Elizabeth Dannenbaum PT, MSc is a physiotherapist and clinical researcher. Shas been working in the outpatient vestibular program of the Jewish Rehabilitation Hospital, Centre intégré de santé et de services sociaux de Laval since 2000. She is a faculty lecturer at McGill University School of Physical & Occupational therapy. She has a part time clinical research position were her research focuses on clinical assessment and treatment tools for children and adults with vestibular deficits.
Why did you choose this article or document?
I chose this article because it discusses 2 aspects of vestibular rehabilitation I find very interesting; pediatric vestibular rehabilitation and how a vestibular loss can impact on spatial awareness.
What is the question being asked?
This paper is a review paper. It describes how the vestibular system works with the vision/proprioception system to develop spatial relationship coordinates in healthy people. It then describes the effect of vestibular loss on spatial awareness in children and adults.
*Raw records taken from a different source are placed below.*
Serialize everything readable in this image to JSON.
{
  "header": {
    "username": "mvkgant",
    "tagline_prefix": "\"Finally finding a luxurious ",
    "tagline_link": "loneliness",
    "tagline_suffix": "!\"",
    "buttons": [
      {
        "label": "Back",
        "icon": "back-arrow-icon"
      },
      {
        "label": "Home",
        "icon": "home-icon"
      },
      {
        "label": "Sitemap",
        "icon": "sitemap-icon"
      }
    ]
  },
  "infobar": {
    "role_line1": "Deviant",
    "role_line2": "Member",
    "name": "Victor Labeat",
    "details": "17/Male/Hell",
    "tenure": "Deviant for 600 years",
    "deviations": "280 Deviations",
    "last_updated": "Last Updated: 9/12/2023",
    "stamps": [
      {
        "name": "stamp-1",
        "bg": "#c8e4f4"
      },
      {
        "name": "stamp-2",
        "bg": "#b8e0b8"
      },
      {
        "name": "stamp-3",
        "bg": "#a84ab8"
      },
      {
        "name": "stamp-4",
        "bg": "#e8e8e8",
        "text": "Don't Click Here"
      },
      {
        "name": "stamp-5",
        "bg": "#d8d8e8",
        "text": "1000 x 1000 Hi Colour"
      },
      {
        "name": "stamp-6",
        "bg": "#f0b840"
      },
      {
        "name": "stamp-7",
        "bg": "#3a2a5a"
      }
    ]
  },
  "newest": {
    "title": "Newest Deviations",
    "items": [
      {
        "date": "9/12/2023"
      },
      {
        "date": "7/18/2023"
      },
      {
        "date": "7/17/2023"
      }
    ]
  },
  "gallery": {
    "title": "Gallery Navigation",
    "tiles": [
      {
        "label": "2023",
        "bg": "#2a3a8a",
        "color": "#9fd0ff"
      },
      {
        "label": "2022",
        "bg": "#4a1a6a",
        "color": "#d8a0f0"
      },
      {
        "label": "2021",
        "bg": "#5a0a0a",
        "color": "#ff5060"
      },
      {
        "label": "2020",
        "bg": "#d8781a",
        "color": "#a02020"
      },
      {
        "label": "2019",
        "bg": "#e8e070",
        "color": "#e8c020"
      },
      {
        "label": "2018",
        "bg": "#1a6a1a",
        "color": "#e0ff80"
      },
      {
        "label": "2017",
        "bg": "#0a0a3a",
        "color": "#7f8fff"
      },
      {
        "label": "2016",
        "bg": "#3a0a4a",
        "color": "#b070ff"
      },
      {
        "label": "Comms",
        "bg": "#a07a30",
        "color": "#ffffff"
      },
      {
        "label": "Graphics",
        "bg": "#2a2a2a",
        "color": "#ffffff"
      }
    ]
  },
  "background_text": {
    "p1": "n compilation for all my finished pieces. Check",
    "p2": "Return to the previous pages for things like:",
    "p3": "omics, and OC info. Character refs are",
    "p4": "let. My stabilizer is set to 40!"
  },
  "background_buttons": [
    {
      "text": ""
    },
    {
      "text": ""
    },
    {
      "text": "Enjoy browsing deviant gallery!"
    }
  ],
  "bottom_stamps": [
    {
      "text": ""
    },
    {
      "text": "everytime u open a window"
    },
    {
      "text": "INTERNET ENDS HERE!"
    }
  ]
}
What did they conclude?
-the vestibular signal provides important information to the hippocampus during navigation in building up spatial reference frames (knowledge of were the person is in space)
-the absence of vestibular information can lead to reduced cognitive performance in several domains ( i.e pathfinding, mental rotation (ie puzzels) , reduced short term memory concentration)
-there are critical periods in children’s development for vestibular input integration; 2 years old: rudimentary spatial localization, 6-7 years old: place navigation is developed (defined as “ navigation toward a specific location based on its spatial relationship to a constellation of exteroceptive cues”, 11years old: adult performance
Who might we apply this research to in our clinical practice?
This paper explains part of the puzzle of why certain adult patients with a bilateral or unilateral loss (especially right vestibular loss) have difficulty returning to their previous functional level.
It emphasizes the importance of screening for vestibular loss in children especially in those with SNHL and psychomotor developmental delay.
How do the results relate to current practice or influence future practice?
Each time I read this article, I come away with new information I want to see how I can apply to my vestibular rehabilitation therapy sessions. Many concepts are very new.
The following are some ideas I am trying to integrate into the vestibular rehabilitation in some of my patients:
-navigating eyes closed to a known target in the clients house or the department
-walk toward a target eyes open, then turn around and walk back with eyes closed.
In summary this paper has helped me further my understanding on how we navigate through space and how it may be impacted in children and adults with vestibular hypofunction.